2) In JERUSALEM MAIDEN you introduce readers to a young woman in early 20th-century Jerusalem who struggles with her traditional faith as her personal desires pull her away from home. Is there a message for today's women in Esther's journey? What about women in non-Western style societies?

Esther's story is still universal. Having lived and traveled abroad, and having worked with women in Third-World nations, I learned to appreciate our freedoms and opportunities. Yet, even in the 21st century, all too many women in Western societies are bound by self-imposed social, religious or psychological constraints lodged in their heads, constraints that hold them back no less than did Esther’s God—or the rabbis’ interpretations of His will.

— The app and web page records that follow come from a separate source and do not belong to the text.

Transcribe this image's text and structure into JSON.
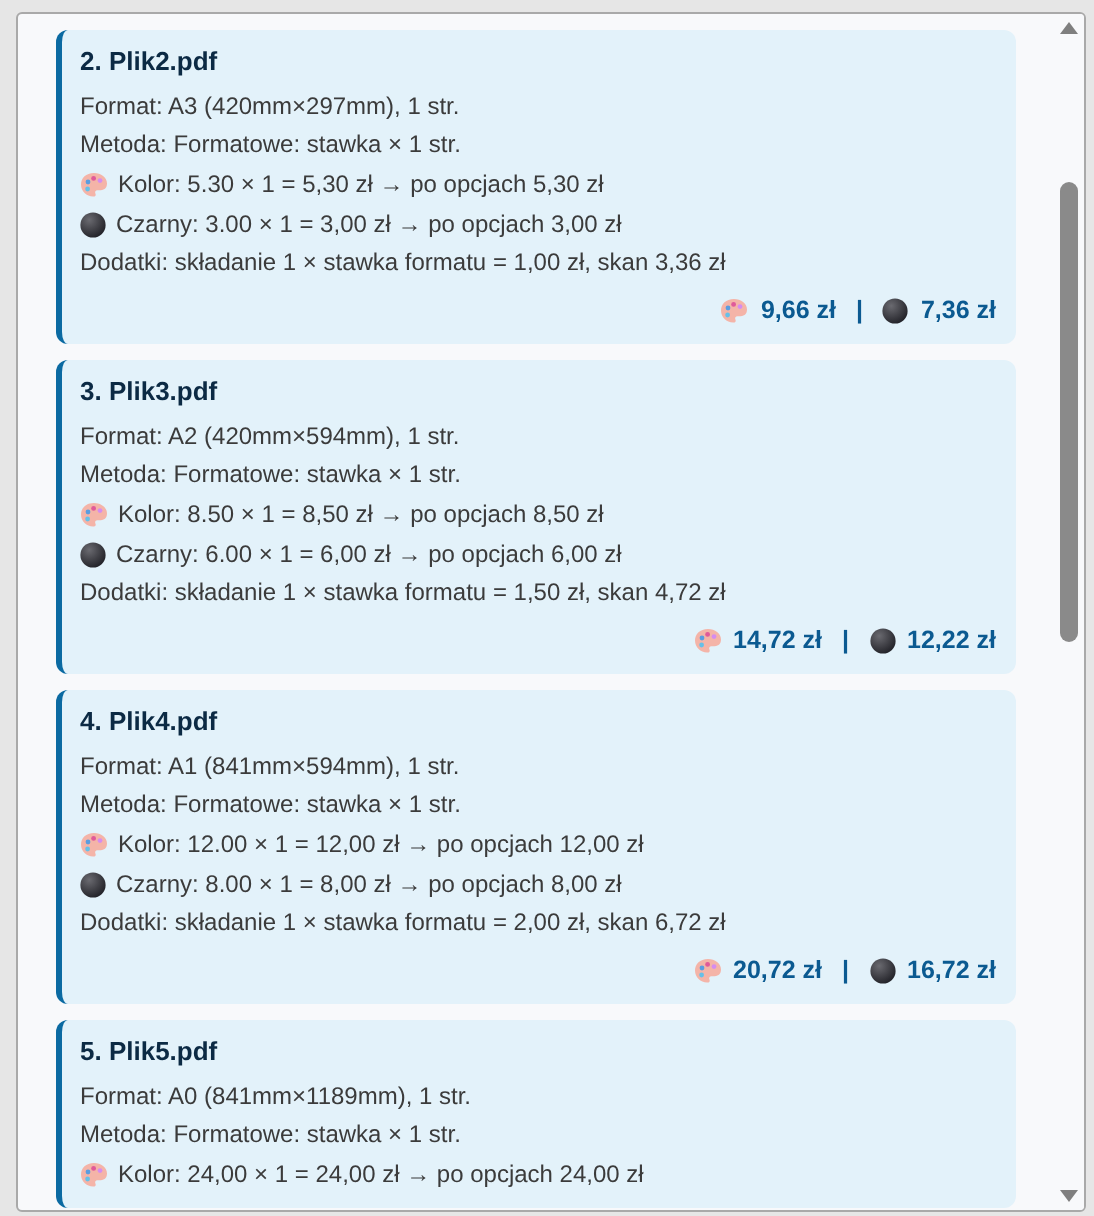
{
  "files": [
    {
      "title": "2. Plik2.pdf",
      "lines": [
        {
          "kind": "text",
          "text": "Format: A3 (420mm×297mm), 1 str."
        },
        {
          "kind": "text",
          "text": "Metoda: Formatowe: stawka × 1 str."
        },
        {
          "kind": "color",
          "text": "Kolor: 5.30 × 1 = 5,30 zł → po opcjach 5,30 zł"
        },
        {
          "kind": "black",
          "text": "Czarny: 3.00 × 1 = 3,00 zł → po opcjach 3,00 zł"
        },
        {
          "kind": "text",
          "text": "Dodatki: składanie 1 × stawka formatu = 1,00 zł, skan 3,36 zł"
        }
      ],
      "totals": {
        "kolor_total": "9,66 zł",
        "separator": "|",
        "czarny_total": "7,36 zł"
      }
    },
    {
      "title": "3. Plik3.pdf",
      "lines": [
        {
          "kind": "text",
          "text": "Format: A2 (420mm×594mm), 1 str."
        },
        {
          "kind": "text",
          "text": "Metoda: Formatowe: stawka × 1 str."
        },
        {
          "kind": "color",
          "text": "Kolor: 8.50 × 1 = 8,50 zł → po opcjach 8,50 zł"
        },
        {
          "kind": "black",
          "text": "Czarny: 6.00 × 1 = 6,00 zł → po opcjach 6,00 zł"
        },
        {
          "kind": "text",
          "text": "Dodatki: składanie 1 × stawka formatu = 1,50 zł, skan 4,72 zł"
        }
      ],
      "totals": {
        "kolor_total": "14,72 zł",
        "separator": "|",
        "czarny_total": "12,22 zł"
      }
    },
    {
      "title": "4. Plik4.pdf",
      "lines": [
        {
          "kind": "text",
          "text": "Format: A1 (841mm×594mm), 1 str."
        },
        {
          "kind": "text",
          "text": "Metoda: Formatowe: stawka × 1 str."
        },
        {
          "kind": "color",
          "text": "Kolor: 12.00 × 1 = 12,00 zł → po opcjach 12,00 zł"
        },
        {
          "kind": "black",
          "text": "Czarny: 8.00 × 1 = 8,00 zł → po opcjach 8,00 zł"
        },
        {
          "kind": "text",
          "text": "Dodatki: składanie 1 × stawka formatu = 2,00 zł, skan 6,72 zł"
        }
      ],
      "totals": {
        "kolor_total": "20,72 zł",
        "separator": "|",
        "czarny_total": "16,72 zł"
      }
    },
    {
      "title": "5. Plik5.pdf",
      "lines": [
        {
          "kind": "text",
          "text": "Format: A0 (841mm×1189mm), 1 str."
        },
        {
          "kind": "text",
          "text": "Metoda: Formatowe: stawka × 1 str."
        },
        {
          "kind": "color",
          "text": "Kolor: 24,00 × 1 = 24,00 zł → po opcjach 24,00 zł"
        }
      ]
    }
  ]
}
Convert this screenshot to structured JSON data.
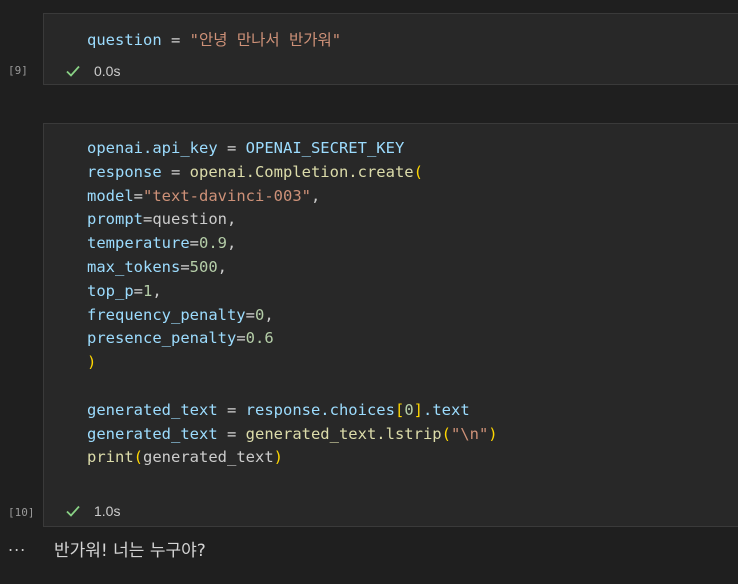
{
  "cells": [
    {
      "exec_count": "[9]",
      "status_time": "0.0s",
      "code": {
        "line1": {
          "var": "question",
          "op": " = ",
          "str": "\"안녕 만나서 반가워\""
        }
      }
    },
    {
      "exec_count": "[10]",
      "status_time": "1.0s",
      "code": {
        "l1": {
          "a": "openai.api_key",
          "b": " = ",
          "c": "OPENAI_SECRET_KEY"
        },
        "l2": {
          "a": "response",
          "b": " = ",
          "c": "openai.Completion.create",
          "d": "("
        },
        "l3": {
          "a": "model",
          "b": "=",
          "c": "\"text-davinci-003\"",
          "d": ","
        },
        "l4": {
          "a": "prompt",
          "b": "=",
          "c": "question",
          "d": ","
        },
        "l5": {
          "a": "temperature",
          "b": "=",
          "c": "0.9",
          "d": ","
        },
        "l6": {
          "a": "max_tokens",
          "b": "=",
          "c": "500",
          "d": ","
        },
        "l7": {
          "a": "top_p",
          "b": "=",
          "c": "1",
          "d": ","
        },
        "l8": {
          "a": "frequency_penalty",
          "b": "=",
          "c": "0",
          "d": ","
        },
        "l9": {
          "a": "presence_penalty",
          "b": "=",
          "c": "0.6"
        },
        "l10": {
          "a": ")"
        },
        "l12": {
          "a": "generated_text",
          "b": " = ",
          "c": "response.choices",
          "d": "[",
          "e": "0",
          "f": "]",
          "g": ".text"
        },
        "l13": {
          "a": "generated_text",
          "b": " = ",
          "c": "generated_text.lstrip",
          "d": "(",
          "e": "\"\\n\"",
          "f": ")"
        },
        "l14": {
          "a": "print",
          "b": "(",
          "c": "generated_text",
          "d": ")"
        }
      }
    }
  ],
  "output": {
    "more_label": "...",
    "text": "반가워! 너는 누구야?"
  },
  "icons": {
    "check": "check-icon",
    "check_color": "#89d185"
  }
}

This is not the case with women living in non-Western societies. Whether in China or Congo, Argentina or Saudi Arabia, women do not have the access to education, health care, economic resources, birth control, political power or civil liberties that would make it possible for them to even envision—let alone accomplish—independence and personal fulfillment. Also, not mutually exclusive is the fact that around the globe poverty is feminized, which immensely affects priorities. The key to change, of course, is education—of women, but also of men and governments, for development can be accelerated when women share the resources, gain confidence, and contribute to the betterment of society.